Joanne McCartney (Chair): Well, we have come to the end of our questions, but I am just
going to go through the panel and ask if there is anything that you think we have missed or
we should be looking at? Or, if there is not, if you could just tell us what you think is the
most important thing to improve take up and treatment. We will be looking to make some
recommendations out of this and perhaps you could us what you think your number one
recommendation would be. That would be helpful.

Maggie Alexander (Director of Policy and Campaigns, Breakthrough Breast Cancer):
I think we need a very sound evidence base and when we find it, about what really works,
then a plan for implementing it. This road is littered with pilots and there have been some
very promising pilots and very few of them -- the ones that have been promising - have not
been taken forward. So I would urge the continuing support, but clearly the project that we
are planning to do, the section 64 project, should provide some very useful data and I think
it is going to be vital to share that and the others and then where there are examples of good
and effective practice, to ensure that they are delivered.
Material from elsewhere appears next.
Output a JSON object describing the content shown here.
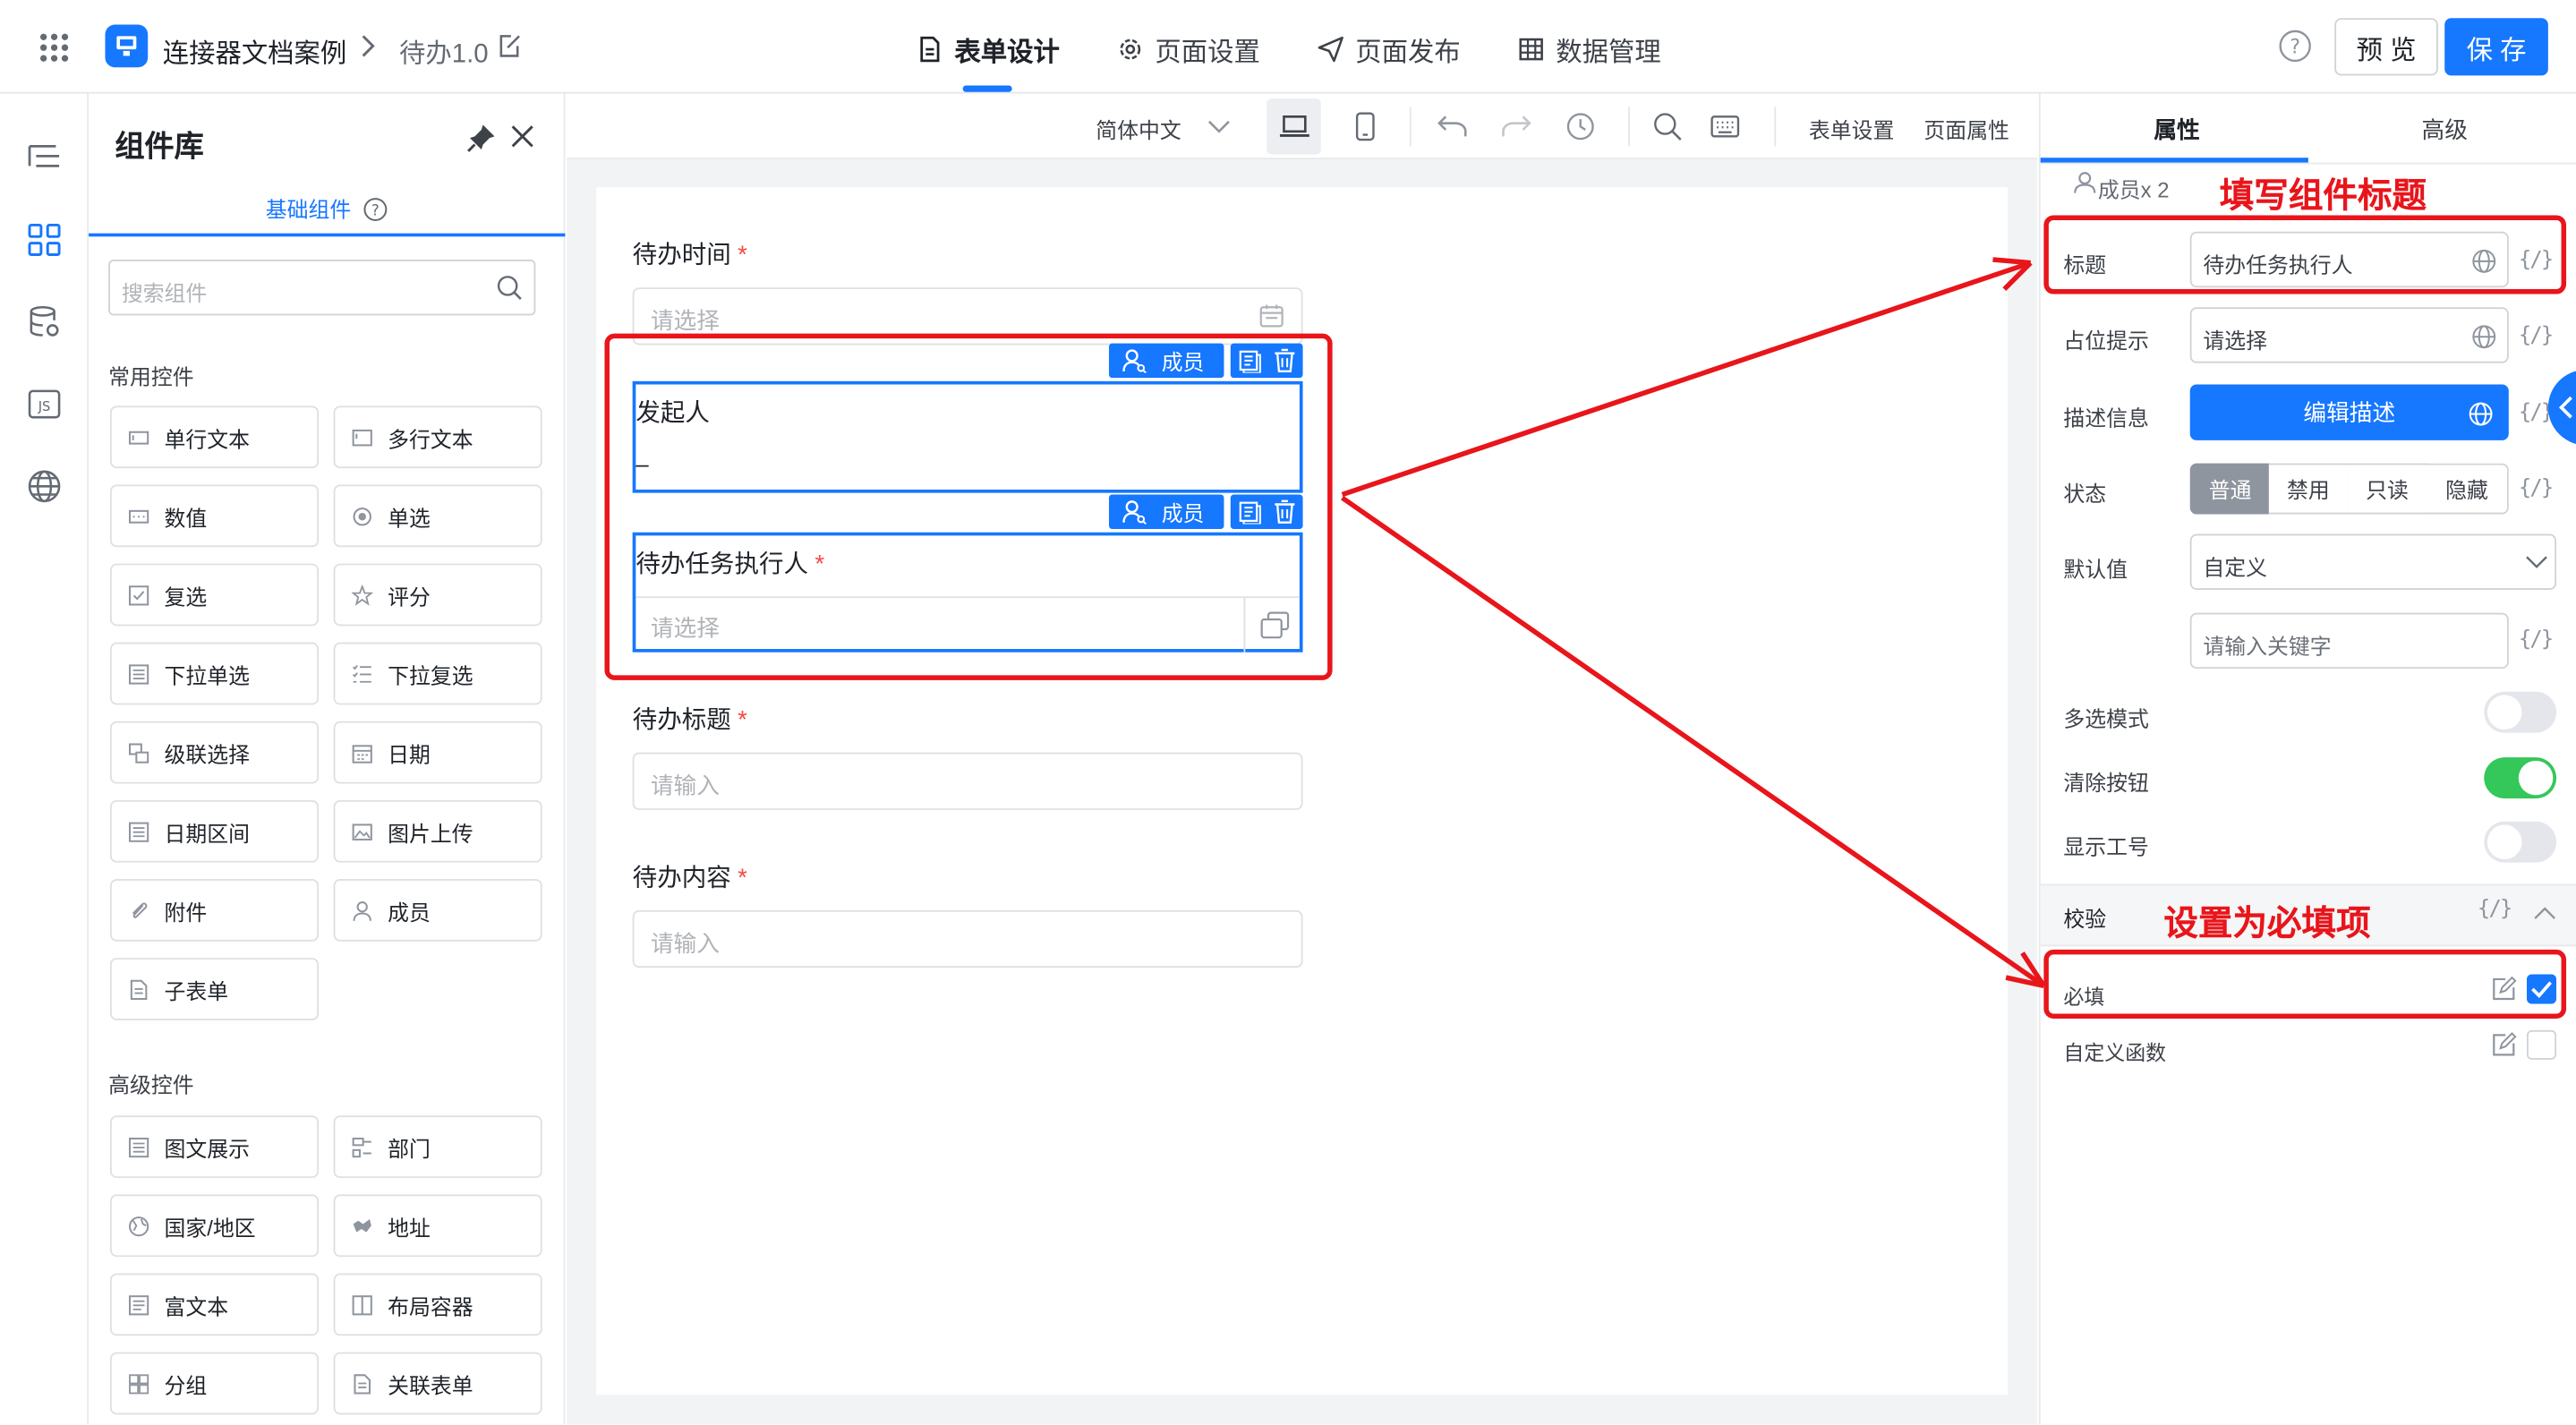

Nikki Cannon (Screening Co-ordinator, Westminster and Kensington and Chelsea
Primary Care Trusts): Repeating what I said earlier, as I think there is huge amounts of
work going on across London which do need to be co-ordinated, but first of all we have got
to tackle the GP side of things and engage them.
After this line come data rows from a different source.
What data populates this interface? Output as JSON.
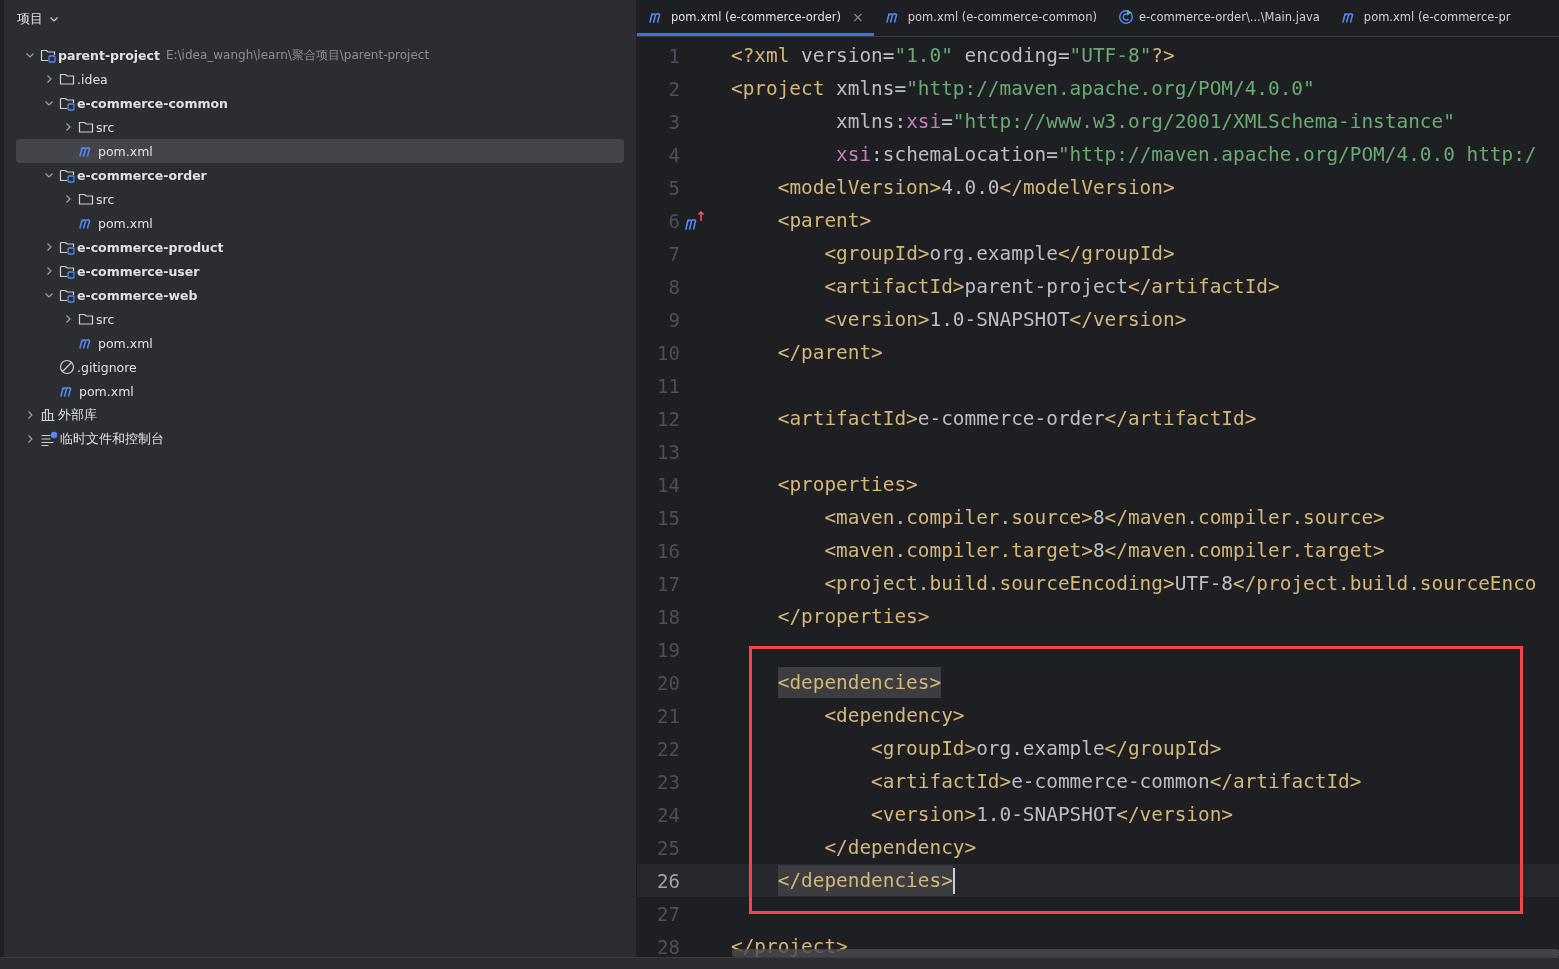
{
  "project_panel": {
    "title": "项目",
    "tree": [
      {
        "label": "parent-project",
        "hint": "E:\\idea_wangh\\learn\\聚合项目\\parent-project",
        "kind": "module",
        "expanded": true,
        "selected": false,
        "children": [
          {
            "label": ".idea",
            "kind": "folder",
            "expanded": false,
            "selected": false
          },
          {
            "label": "e-commerce-common",
            "kind": "module",
            "expanded": true,
            "selected": false,
            "children": [
              {
                "label": "src",
                "kind": "folder",
                "expanded": false,
                "selected": false
              },
              {
                "label": "pom.xml",
                "kind": "maven",
                "selected": true
              }
            ]
          },
          {
            "label": "e-commerce-order",
            "kind": "module",
            "expanded": true,
            "selected": false,
            "children": [
              {
                "label": "src",
                "kind": "folder",
                "expanded": false,
                "selected": false
              },
              {
                "label": "pom.xml",
                "kind": "maven",
                "selected": false
              }
            ]
          },
          {
            "label": "e-commerce-product",
            "kind": "module",
            "expanded": false,
            "selected": false
          },
          {
            "label": "e-commerce-user",
            "kind": "module",
            "expanded": false,
            "selected": false
          },
          {
            "label": "e-commerce-web",
            "kind": "module",
            "expanded": true,
            "selected": false,
            "children": [
              {
                "label": "src",
                "kind": "folder",
                "expanded": false,
                "selected": false
              },
              {
                "label": "pom.xml",
                "kind": "maven",
                "selected": false
              }
            ]
          },
          {
            "label": ".gitignore",
            "kind": "ignore",
            "selected": false
          },
          {
            "label": "pom.xml",
            "kind": "maven",
            "selected": false
          }
        ]
      },
      {
        "label": "外部库",
        "kind": "library",
        "expanded": false,
        "selected": false
      },
      {
        "label": "临时文件和控制台",
        "kind": "scratch",
        "expanded": false,
        "selected": false
      }
    ]
  },
  "tabs": [
    {
      "label": "pom.xml (e-commerce-order)",
      "kind": "maven",
      "selected": true,
      "close": "×"
    },
    {
      "label": "pom.xml (e-commerce-common)",
      "kind": "maven",
      "selected": false
    },
    {
      "label": "e-commerce-order\\...\\Main.java",
      "kind": "java",
      "selected": false
    },
    {
      "label": "pom.xml (e-commerce-pr",
      "kind": "maven",
      "selected": false
    }
  ],
  "editor": {
    "lines": [
      {
        "number": "1",
        "current": false,
        "tokens": [
          {
            "t": "<?xml ",
            "kind": "tag"
          },
          {
            "t": "version=",
            "kind": "text"
          },
          {
            "t": "\"1.0\"",
            "kind": "str"
          },
          {
            "t": " encoding=",
            "kind": "text"
          },
          {
            "t": "\"UTF-8\"",
            "kind": "str"
          },
          {
            "t": "?>",
            "kind": "tag"
          }
        ]
      },
      {
        "number": "2",
        "current": false,
        "tokens": [
          {
            "t": "<project ",
            "kind": "tag"
          },
          {
            "t": "xmlns=",
            "kind": "text"
          },
          {
            "t": "\"http://maven.apache.org/POM/4.0.0\"",
            "kind": "str"
          }
        ]
      },
      {
        "number": "3",
        "current": false,
        "tokens": [
          {
            "t": "         xmlns:",
            "kind": "text"
          },
          {
            "t": "xsi",
            "kind": "ns"
          },
          {
            "t": "=",
            "kind": "text"
          },
          {
            "t": "\"http://www.w3.org/2001/XMLSchema-instance\"",
            "kind": "str"
          }
        ]
      },
      {
        "number": "4",
        "current": false,
        "tokens": [
          {
            "t": "         xsi",
            "kind": "ns"
          },
          {
            "t": ":schemaLocation=",
            "kind": "text"
          },
          {
            "t": "\"http://maven.apache.org/POM/4.0.0 http:/",
            "kind": "str"
          }
        ]
      },
      {
        "number": "5",
        "current": false,
        "tokens": [
          {
            "t": "    <modelVersion>",
            "kind": "tag"
          },
          {
            "t": "4.0.0",
            "kind": "text"
          },
          {
            "t": "</modelVersion>",
            "kind": "tag"
          }
        ]
      },
      {
        "number": "6",
        "current": false,
        "gutter_icon": {
          "kind": "maven-parent"
        },
        "tokens": [
          {
            "t": "    <parent>",
            "kind": "tag"
          }
        ]
      },
      {
        "number": "7",
        "current": false,
        "tokens": [
          {
            "t": "        <groupId>",
            "kind": "tag"
          },
          {
            "t": "org.example",
            "kind": "text"
          },
          {
            "t": "</groupId>",
            "kind": "tag"
          }
        ]
      },
      {
        "number": "8",
        "current": false,
        "tokens": [
          {
            "t": "        <artifactId>",
            "kind": "tag"
          },
          {
            "t": "parent-project",
            "kind": "text"
          },
          {
            "t": "</artifactId>",
            "kind": "tag"
          }
        ]
      },
      {
        "number": "9",
        "current": false,
        "tokens": [
          {
            "t": "        <version>",
            "kind": "tag"
          },
          {
            "t": "1.0-SNAPSHOT",
            "kind": "text"
          },
          {
            "t": "</version>",
            "kind": "tag"
          }
        ]
      },
      {
        "number": "10",
        "current": false,
        "tokens": [
          {
            "t": "    </parent>",
            "kind": "tag"
          }
        ]
      },
      {
        "number": "11",
        "current": false
      },
      {
        "number": "12",
        "current": false,
        "tokens": [
          {
            "t": "    <artifactId>",
            "kind": "tag"
          },
          {
            "t": "e-commerce-order",
            "kind": "text"
          },
          {
            "t": "</artifactId>",
            "kind": "tag"
          }
        ]
      },
      {
        "number": "13",
        "current": false
      },
      {
        "number": "14",
        "current": false,
        "tokens": [
          {
            "t": "    <properties>",
            "kind": "tag"
          }
        ]
      },
      {
        "number": "15",
        "current": false,
        "tokens": [
          {
            "t": "        <maven.compiler.source>",
            "kind": "tag"
          },
          {
            "t": "8",
            "kind": "text"
          },
          {
            "t": "</maven.compiler.source>",
            "kind": "tag"
          }
        ]
      },
      {
        "number": "16",
        "current": false,
        "tokens": [
          {
            "t": "        <maven.compiler.target>",
            "kind": "tag"
          },
          {
            "t": "8",
            "kind": "text"
          },
          {
            "t": "</maven.compiler.target>",
            "kind": "tag"
          }
        ]
      },
      {
        "number": "17",
        "current": false,
        "tokens": [
          {
            "t": "        <project.build.sourceEncoding>",
            "kind": "tag"
          },
          {
            "t": "UTF-8",
            "kind": "text"
          },
          {
            "t": "</project.build.sourceEnco",
            "kind": "tag"
          }
        ]
      },
      {
        "number": "18",
        "current": false,
        "tokens": [
          {
            "t": "    </properties>",
            "kind": "tag"
          }
        ]
      },
      {
        "number": "19",
        "current": false
      },
      {
        "number": "20",
        "current": false,
        "tokens": [
          {
            "t": "    <dependencies>",
            "kind": "match"
          }
        ]
      },
      {
        "number": "21",
        "current": false,
        "tokens": [
          {
            "t": "        <dependency>",
            "kind": "tag"
          }
        ]
      },
      {
        "number": "22",
        "current": false,
        "tokens": [
          {
            "t": "            <groupId>",
            "kind": "tag"
          },
          {
            "t": "org.example",
            "kind": "text"
          },
          {
            "t": "</groupId>",
            "kind": "tag"
          }
        ]
      },
      {
        "number": "23",
        "current": false,
        "tokens": [
          {
            "t": "            <artifactId>",
            "kind": "tag"
          },
          {
            "t": "e-commerce-common",
            "kind": "text"
          },
          {
            "t": "</artifactId>",
            "kind": "tag"
          }
        ]
      },
      {
        "number": "24",
        "current": false,
        "tokens": [
          {
            "t": "            <version>",
            "kind": "tag"
          },
          {
            "t": "1.0-SNAPSHOT",
            "kind": "text"
          },
          {
            "t": "</version>",
            "kind": "tag"
          }
        ]
      },
      {
        "number": "25",
        "current": false,
        "tokens": [
          {
            "t": "        </dependency>",
            "kind": "tag"
          }
        ]
      },
      {
        "number": "26",
        "current": true,
        "tokens": [
          {
            "t": "    </dependencies>",
            "kind": "match"
          }
        ]
      },
      {
        "number": "27",
        "current": false
      },
      {
        "number": "28",
        "current": false,
        "tokens": [
          {
            "t": "</project>",
            "kind": "tag"
          }
        ]
      }
    ]
  }
}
                                               28
Michael Williams (Vice President and Dean of Faculty of Clinical Oncology, Royal
College of Radiologists): I think you need to hold the service to account for investing in
all these things we have said, equipment, training and so forth and you need to understand
how big the current gap is. So the NRAG report which was produced with us, with the
Department of Health, for Ministers states that overall, in radiotherapy, there is a 60%
shortfall in radiotherapy capacity. In other words, the NHS in England delivers 1.5 million
fractions of treatment but should be delivering 2.5 million and the shortage is in how many
fractions patients get given and some patients, as I have said, not getting any treatment at
all. So there is a huge deficit and what we do not want is a sticking plaster. We want a
major change in the way in which radiotherapy is funded, if we are going to see it get better.
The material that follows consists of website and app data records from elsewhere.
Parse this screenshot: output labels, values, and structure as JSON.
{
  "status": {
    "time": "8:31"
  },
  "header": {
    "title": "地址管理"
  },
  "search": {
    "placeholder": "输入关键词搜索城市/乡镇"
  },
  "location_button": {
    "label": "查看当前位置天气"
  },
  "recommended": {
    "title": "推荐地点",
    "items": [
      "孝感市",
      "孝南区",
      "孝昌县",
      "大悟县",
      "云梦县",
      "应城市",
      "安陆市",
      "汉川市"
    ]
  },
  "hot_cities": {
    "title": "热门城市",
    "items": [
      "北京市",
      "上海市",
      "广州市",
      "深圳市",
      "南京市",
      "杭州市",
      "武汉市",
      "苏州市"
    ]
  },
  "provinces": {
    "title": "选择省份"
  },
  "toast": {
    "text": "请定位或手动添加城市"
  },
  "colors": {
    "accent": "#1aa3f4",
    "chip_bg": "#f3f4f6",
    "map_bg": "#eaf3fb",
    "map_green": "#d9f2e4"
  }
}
Michael Michell (Clinical Director, South East London Screening Service &
radiologist lead for the London Quality Assurance Reference Centre): I would like to
echo some of the previous comments. I think that there needs to be the continuing co-
ordinated approach to basic research to understand more about how to improve uptake and
then to adopt the appropriate intervention. I think that in the meantime, that we should be
actively promoting the message that this is a very high quality, proven and effective
programme, and if there is any way of controlling the message that the media give out about
breast cancer, they could perhaps change their emphasis from young women with breast
cancer, which makes headlines, to actually emphasising the risk which is more in the older
age group.

Kathie Binysh (Medical Director, West London Cancer Network, also representing
NHS London): I think on the breast screening side, it is about getting the information out
to women, the correct information, that it is worthwhile coming forward for a screening and
participating in the programme within London, which a very high quality programme and it
is a worthwhile thing for women to do. I think that I would like to make the service more
accessible to women by looking at a pan-London call and recall service and being able to
provide them with a single number that they can ring up if they want to change their
appointments.

Joanne McCartney (Chair): May I thank you for coming. You have alerted us to the fact
that the cancer reform strategy may well be published next week. If that is so, can we write
to you and contact you again as to whether you think that strategy actually addresses some
of the points you have made or if it does not, what is still missing, because I think that would
be quite useful for us looking to the future. But thank you very much for attending. It has
been very useful for us.




                                              29

								
To top